My two initial attempts at reservations a week beforehand were not successful; the restaurant was booked for both its seatings for the midweek evening that suited the group. There were nine of us, which did not help, a big table at a very popular destination with international renown. I was resigned to just visiting for glass of wine or two sometime during our time there.
I did that with a couple others on our first full day in the area. On lookout for its sign, “Bottega Vini” tucked away on a side street off the marble-laden ritzy retail pedestrian street, Via Mazzini, we finally found it. Thin and festooned in dark wood, and really not much to the ground floor interior but with an feel of comfort bereft of much fanciness much less pretentiousness, we walked in past the glass case of appealing cicchetti, the area’s version of tapas, just inside and gazed up at the chalk boards behind the bar to decide on the first wine of the visit. There were thirty whites, rosés, reds and sparklers plus a bakers’ dozen of Amarones, one from each of the houses that own the restaurant - this is certainly the best spot to sample Amarones. Both an impressive and inviting list of wines by the glass, with neat choices from nearby but also further afield especially from Champagne. The prices were friendly, too, ranging from €5 to €19, though for an Amarone Riserva, most were well under €10 for wines that might be three times as expensive at restaurants and wine bars here.

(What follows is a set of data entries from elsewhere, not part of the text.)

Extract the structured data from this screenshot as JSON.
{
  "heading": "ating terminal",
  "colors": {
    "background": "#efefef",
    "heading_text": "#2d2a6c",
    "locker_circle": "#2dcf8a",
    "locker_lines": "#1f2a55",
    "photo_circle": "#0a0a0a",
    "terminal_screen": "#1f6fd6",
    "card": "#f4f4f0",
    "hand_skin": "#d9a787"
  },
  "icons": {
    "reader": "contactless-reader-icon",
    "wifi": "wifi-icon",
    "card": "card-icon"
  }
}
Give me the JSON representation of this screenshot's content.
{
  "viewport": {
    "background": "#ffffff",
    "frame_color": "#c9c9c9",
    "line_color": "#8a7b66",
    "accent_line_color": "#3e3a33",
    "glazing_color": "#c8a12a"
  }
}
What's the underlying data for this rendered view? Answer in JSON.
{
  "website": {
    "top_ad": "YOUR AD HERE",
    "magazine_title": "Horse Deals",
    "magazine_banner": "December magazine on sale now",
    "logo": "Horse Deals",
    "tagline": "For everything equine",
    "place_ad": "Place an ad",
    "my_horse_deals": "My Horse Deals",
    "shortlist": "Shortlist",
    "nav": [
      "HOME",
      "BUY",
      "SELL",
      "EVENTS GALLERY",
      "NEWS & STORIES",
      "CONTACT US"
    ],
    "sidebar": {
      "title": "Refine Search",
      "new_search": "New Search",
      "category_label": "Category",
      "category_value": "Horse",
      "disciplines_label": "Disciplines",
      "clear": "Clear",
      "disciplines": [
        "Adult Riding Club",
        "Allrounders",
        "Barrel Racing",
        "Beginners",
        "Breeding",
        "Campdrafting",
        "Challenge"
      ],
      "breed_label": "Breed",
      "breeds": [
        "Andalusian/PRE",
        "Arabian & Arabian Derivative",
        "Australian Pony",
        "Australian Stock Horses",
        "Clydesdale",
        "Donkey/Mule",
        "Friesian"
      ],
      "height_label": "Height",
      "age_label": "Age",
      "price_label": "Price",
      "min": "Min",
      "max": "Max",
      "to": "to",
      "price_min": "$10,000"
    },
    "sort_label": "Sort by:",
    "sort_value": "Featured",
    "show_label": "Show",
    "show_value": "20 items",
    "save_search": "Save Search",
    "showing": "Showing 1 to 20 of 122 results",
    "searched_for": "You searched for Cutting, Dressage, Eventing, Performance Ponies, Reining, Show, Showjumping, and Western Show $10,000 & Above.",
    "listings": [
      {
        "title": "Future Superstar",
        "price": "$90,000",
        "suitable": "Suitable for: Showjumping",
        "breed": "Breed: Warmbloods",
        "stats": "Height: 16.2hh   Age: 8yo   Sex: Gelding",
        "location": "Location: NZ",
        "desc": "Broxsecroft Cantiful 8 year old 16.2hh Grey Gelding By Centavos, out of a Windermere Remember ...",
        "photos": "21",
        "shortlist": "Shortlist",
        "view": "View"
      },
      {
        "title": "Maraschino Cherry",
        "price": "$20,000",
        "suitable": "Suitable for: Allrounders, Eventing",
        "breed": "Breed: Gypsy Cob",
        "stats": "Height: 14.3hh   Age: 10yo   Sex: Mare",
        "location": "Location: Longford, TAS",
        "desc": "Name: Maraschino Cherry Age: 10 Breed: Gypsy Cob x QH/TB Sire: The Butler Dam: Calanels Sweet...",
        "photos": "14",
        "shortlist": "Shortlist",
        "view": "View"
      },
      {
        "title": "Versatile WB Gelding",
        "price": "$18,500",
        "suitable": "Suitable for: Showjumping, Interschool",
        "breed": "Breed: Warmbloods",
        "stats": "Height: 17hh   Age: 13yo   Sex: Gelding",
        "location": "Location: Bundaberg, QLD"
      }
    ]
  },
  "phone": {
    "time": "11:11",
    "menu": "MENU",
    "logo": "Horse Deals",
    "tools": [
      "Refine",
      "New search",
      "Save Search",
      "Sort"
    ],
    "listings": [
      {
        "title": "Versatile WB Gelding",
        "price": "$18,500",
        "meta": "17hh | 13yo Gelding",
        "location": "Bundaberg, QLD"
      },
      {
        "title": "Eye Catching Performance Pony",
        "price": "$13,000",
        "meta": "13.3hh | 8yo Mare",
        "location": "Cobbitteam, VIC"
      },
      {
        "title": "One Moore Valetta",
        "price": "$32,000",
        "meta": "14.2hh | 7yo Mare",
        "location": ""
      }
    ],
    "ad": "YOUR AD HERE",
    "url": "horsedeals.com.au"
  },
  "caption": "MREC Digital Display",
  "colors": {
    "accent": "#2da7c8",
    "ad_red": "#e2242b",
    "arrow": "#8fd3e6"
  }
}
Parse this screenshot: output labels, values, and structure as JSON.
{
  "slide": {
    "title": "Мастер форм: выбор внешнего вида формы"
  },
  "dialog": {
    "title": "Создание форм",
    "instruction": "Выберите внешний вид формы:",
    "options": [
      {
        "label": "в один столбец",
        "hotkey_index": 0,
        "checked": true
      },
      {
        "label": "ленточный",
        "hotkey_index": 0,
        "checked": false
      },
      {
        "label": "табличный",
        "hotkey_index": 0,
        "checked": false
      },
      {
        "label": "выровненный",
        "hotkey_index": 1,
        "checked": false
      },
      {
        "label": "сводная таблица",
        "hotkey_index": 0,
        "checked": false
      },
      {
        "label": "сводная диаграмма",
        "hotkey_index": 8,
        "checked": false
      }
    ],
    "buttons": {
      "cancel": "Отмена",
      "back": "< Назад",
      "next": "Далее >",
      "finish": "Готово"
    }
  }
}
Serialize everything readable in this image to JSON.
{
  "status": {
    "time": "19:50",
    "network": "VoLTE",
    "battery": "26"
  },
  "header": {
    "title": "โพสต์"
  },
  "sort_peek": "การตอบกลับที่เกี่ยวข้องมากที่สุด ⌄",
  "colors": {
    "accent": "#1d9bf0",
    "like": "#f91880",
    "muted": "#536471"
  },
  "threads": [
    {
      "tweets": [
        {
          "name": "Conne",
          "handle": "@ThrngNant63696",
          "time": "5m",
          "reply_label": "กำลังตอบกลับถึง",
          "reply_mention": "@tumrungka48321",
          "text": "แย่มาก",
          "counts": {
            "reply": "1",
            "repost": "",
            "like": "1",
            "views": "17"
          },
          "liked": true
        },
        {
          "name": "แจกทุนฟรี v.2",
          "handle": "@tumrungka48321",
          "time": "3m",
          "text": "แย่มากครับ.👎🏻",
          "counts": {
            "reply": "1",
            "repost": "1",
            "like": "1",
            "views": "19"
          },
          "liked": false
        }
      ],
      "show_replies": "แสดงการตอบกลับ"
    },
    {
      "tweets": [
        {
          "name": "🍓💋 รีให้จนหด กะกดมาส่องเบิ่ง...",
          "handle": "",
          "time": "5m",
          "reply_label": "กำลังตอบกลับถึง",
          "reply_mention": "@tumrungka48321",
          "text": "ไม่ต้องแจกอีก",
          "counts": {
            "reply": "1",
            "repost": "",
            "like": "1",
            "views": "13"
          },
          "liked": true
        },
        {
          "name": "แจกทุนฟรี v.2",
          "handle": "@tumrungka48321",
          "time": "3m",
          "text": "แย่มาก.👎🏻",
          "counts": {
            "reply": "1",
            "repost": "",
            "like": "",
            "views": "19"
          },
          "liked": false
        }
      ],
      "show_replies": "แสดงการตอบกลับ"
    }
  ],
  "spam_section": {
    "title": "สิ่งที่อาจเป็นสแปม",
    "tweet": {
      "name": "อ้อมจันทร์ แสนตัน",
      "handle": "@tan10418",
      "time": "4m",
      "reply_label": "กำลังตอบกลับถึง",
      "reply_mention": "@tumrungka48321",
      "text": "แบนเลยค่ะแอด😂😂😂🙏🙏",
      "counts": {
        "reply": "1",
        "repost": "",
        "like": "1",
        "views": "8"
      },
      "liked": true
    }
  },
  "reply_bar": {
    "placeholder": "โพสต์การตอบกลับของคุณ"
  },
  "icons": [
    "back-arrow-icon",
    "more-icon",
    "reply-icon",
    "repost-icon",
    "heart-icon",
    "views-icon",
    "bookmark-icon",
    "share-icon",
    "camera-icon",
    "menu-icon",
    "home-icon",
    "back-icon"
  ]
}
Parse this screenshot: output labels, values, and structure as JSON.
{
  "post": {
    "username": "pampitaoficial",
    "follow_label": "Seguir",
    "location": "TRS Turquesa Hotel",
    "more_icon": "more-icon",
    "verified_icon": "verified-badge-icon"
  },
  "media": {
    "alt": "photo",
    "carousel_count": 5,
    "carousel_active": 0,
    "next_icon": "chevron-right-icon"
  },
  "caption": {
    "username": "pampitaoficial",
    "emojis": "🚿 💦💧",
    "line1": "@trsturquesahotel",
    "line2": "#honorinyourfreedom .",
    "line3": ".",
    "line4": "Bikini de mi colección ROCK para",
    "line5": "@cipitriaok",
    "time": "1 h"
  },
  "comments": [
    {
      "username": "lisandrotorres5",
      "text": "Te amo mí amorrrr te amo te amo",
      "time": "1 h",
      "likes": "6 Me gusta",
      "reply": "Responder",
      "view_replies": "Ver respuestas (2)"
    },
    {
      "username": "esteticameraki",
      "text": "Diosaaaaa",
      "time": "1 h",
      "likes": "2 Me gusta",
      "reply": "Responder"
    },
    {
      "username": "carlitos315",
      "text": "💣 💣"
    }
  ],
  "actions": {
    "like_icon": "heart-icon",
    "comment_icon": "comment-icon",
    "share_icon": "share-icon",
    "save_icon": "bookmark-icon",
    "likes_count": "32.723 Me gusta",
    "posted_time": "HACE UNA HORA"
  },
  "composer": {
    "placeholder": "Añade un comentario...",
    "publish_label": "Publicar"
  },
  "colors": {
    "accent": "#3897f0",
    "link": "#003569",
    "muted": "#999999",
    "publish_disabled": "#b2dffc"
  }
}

We started with Bardolino Chiarettos and a Franciacorta Satèn, a rosé from nearby Lake Garda and the lower pressure bottling of that method champagne method wine, and sat down at one of the tables that were empty before the dinner service that begins at 7:00. The couple at the neighboring table were drinking a rich Valpolicella Ripasso, ignoring the temperature that neared ninety with sufficient humidity. It was certainly a good wine. And they turned out to be practiced imbibers, English, saying that they had visited Antica Bottega del Vino on fifteen or so trips to Verona over the past couple of decades, if I heard them correctly. We soon got shooed outside because of the necessary preparations for dinner and found space at one of the few tall tables set out in front. Another round ensued, different, chilled wines to sample. It was a very pleasurable introduction to the place. I could readily understand why we could not get reservations for dinner: there are maybe eighty seats both inside and out on the street just outside its door. Maybe. And it was quite well known to many people who liked wine well beyond Verona.
The restaurant was also a favorite of the owners of the villa, Giorgio and Alessandra, we had rented in the hills of the city. Fortunately for us, they lived in an adjacent property and had mentioned in one of our first conversations with them there our inability to get a table and they had some strings to possibly pull there. They couldn’t promise anything but would try. Alessandra notified the next day that she was able to get a table for all nine of us at nine that night under her name. It’s good to have connections.
The visit was prefaced by aperitivos at one of the crowded cafés a few blocks away on Piazza Erbe as my friend suggested. The aperitivo is welcome part of near-daily life in Verona and much of northern Italy these days, it seems. Then after one bitter starter, we ambled near the storefronts for Gucci, Burberry, Bottega Veneta and Dolce & Gabbana, we made it to the more humble one for the restaurant.
We were seated at the long table not far from the entrance where we initially were the other night when the place was much emptier, greeted with the first side of The Clash's "Combat Rock" in the air seemingly spun from vinyl. The dinner that night was a lot of fun, one of the highlights of the trip. As we sat down and begin to order, the street in front of the restaurant and small area near the front of the counter began to fill up with a festive crowd, seemingly mostly locals, not too young nor too old. Mostly single, at least for the evening, it seemed. Seated nearby, the indoor dining area is not much, it was a fun environment for a wine-soaked meal.
Antipasto, pasta with truffles as the primo or the house specialty Risotto con Amarone for me next – “Fantastico” was Alessandra’s description – then the meats and finally dessert. We did it up in the indulgent tourist fashion. Plenty of wine, too, of course. It was a joy to thumb through one of the oversized wine lists to try to select the wines, at least once with help from one of its sommeliers. The Pra Otto Soave, Speri Valpolicella Classico, and Torre d’Orti Valpoicella Ripasso Superiore were each very well made, delicious, complementary to their parts of the meal, and very reasonably priced for American customers. I did note again that Vitello alla Milanese gets less desirable the further you travel from the Milan area, as mine was drier and less flavorful than it should have been, hence the need for accompaniments of tomatoes and mayonnaise. No matter, a very enjoyable night. After finish the desserts and rest of wine and digestivos, I seem to remember, we split up to find cabs in different parts of the city center in a still bustling Verona past midnight on a weekday.
Antica Bottega del Vino is a terrific stop for wine whether or not a full dinner is in store. A number of cicchetti can be a great partner to the second glass of wine and can make for a meal in itself. The restaurant, the bar, is worth more than just one visit, in fact. I’m looking forward to a future return.
Antica Bottega del Vino
Via Scudo di Francia
37121 Verona, Italy